Methods: We retrospectively studied patients with gram-negative bacteremias from 2008-2013 to compare outcomes in those who received PK-PD optimized versus suboptimal cefepime doses after accounting for ARC (estimated GFR>130 ml/min/1.73 m2). The primary outcome was 30-day mortality or microbiologic failure. Secondary outcomes included bacteremia, hospital, and ICU duration. A multivariable logistic regression model was used to identify independent risk factors for microbiologic failure. Cohort assignment was based on cefepime MIC from Vitek-2 and results from a prospective PK study at our institution. Cefepime plasma concentrations from ARC and non-ARC patients were optimally fit to a population PK model and a 10,000-patient Monte-Carlo analysis was performed to estimate PTA of achieving 60% fT>MIC in ARC and non-ARC patients. Chi-square and Mann-Whitney U tests were used.
Results: Among 42 patients, 31.0% had burn injury, APACHE II 16±7, eGFR 106±87, and 35.7% had ARC. Klebsiella spp. (n=13), Pseudomonas (n=8), and E. coli (n=7) were most common. Population PK clearance in 4 ARC patients (eGFR 202±122) was 14.4 L/h and 8.8 L/h in 5 non-ARC patients (eGFR 99±20). In ARC, maximum cefepime doses resulted in a 51.5% PTA for MICs of 8 mg/L. Using these data and MICs, 32 were assigned to the PK-PD optimized and 10 to the suboptimal cohort. There were no differences in the primary outcome (15.6% versus 20%, p=0.74), bacteremia duration (4±6 versus 3±3 days, p=0.66), hospital duration (27±27 versus 51±56 days, p=0.19), and ICU duration (17±25 versus 11±18 days, p=0.36). Urinary source (OR 0.23, 95% CI 0.12-0.42), ARC (OR 2.91, 95% CI 0.55-15.27), coinfection (OR 6.25, 95% CI 1.04-37.7), and APACHE II >16 (OR 9.00, 95% CI 0.97-83.06) were not independent risk factors for microbiologic failure.
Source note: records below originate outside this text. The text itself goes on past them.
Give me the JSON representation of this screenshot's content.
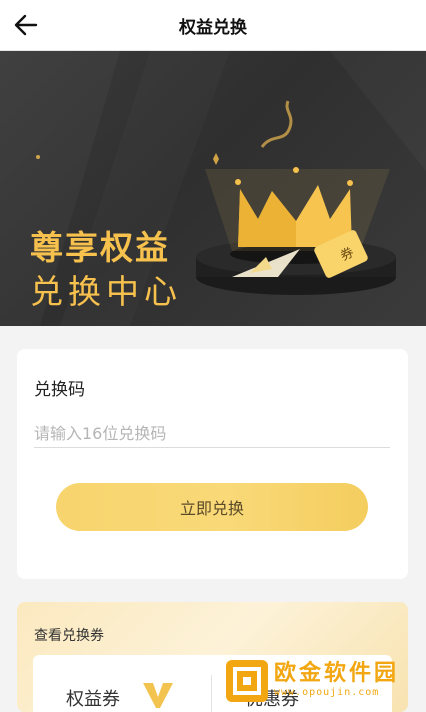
{
  "header": {
    "title": "权益兑换"
  },
  "banner": {
    "line1": "尊享权益",
    "line2": "兑换中心",
    "ticket_glyph": "券"
  },
  "redeem": {
    "label": "兑换码",
    "input_placeholder": "请输入16位兑换码",
    "input_value": "",
    "button_label": "立即兑换"
  },
  "coupons": {
    "label": "查看兑换券",
    "items": [
      {
        "label": "权益券"
      },
      {
        "label": "优惠券"
      }
    ]
  },
  "watermark": {
    "title": "欧金软件园",
    "url": "www.opoujin.com"
  },
  "colors": {
    "gold": "#f6c14d",
    "button_gold": "#f7d46d",
    "banner_dark": "#333333",
    "watermark_orange": "#f2a712"
  }
}
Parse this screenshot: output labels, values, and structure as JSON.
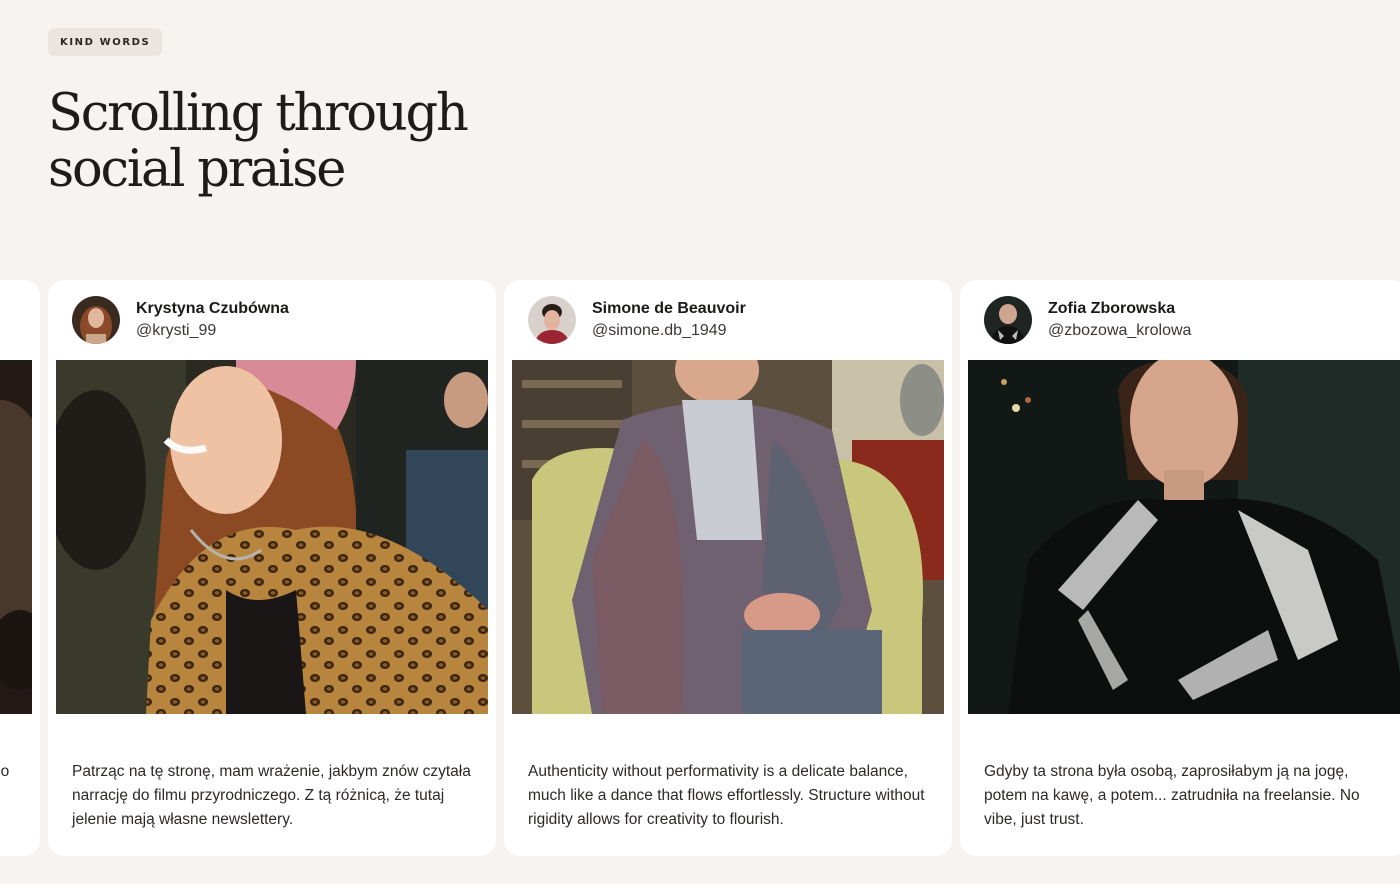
{
  "section": {
    "badge": "KIND WORDS",
    "title_line1": "Scrolling through",
    "title_line2": "social praise"
  },
  "testimonials": [
    {
      "name": "",
      "handle": "",
      "quote": "do"
    },
    {
      "name": "Krystyna Czubówna",
      "handle": "@krysti_99",
      "quote": "Patrząc na tę stronę, mam wrażenie, jakbym znów czytała narrację do filmu przyrodniczego. Z tą różnicą, że tutaj jelenie mają własne newslettery."
    },
    {
      "name": "Simone de Beauvoir",
      "handle": "@simone.db_1949",
      "quote": "Authenticity without performativity is a delicate balance, much like a dance that flows effortlessly. Structure without rigidity allows for creativity to flourish."
    },
    {
      "name": "Zofia Zborowska",
      "handle": "@zbozowa_krolowa",
      "quote": "Gdyby ta strona była osobą, zaprosiłabym ją na jogę, potem na kawę, a potem... zatrudniła na freelansie. No vibe, just trust."
    }
  ]
}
Conclusion: After accounting for ARC, no differences in clinical outcomes were noted in patients receiving PK-PD-optimized versus suboptimal cefepime doses for gram-negative bacteremias.
R. L. Arneson,
J. M. Cota, None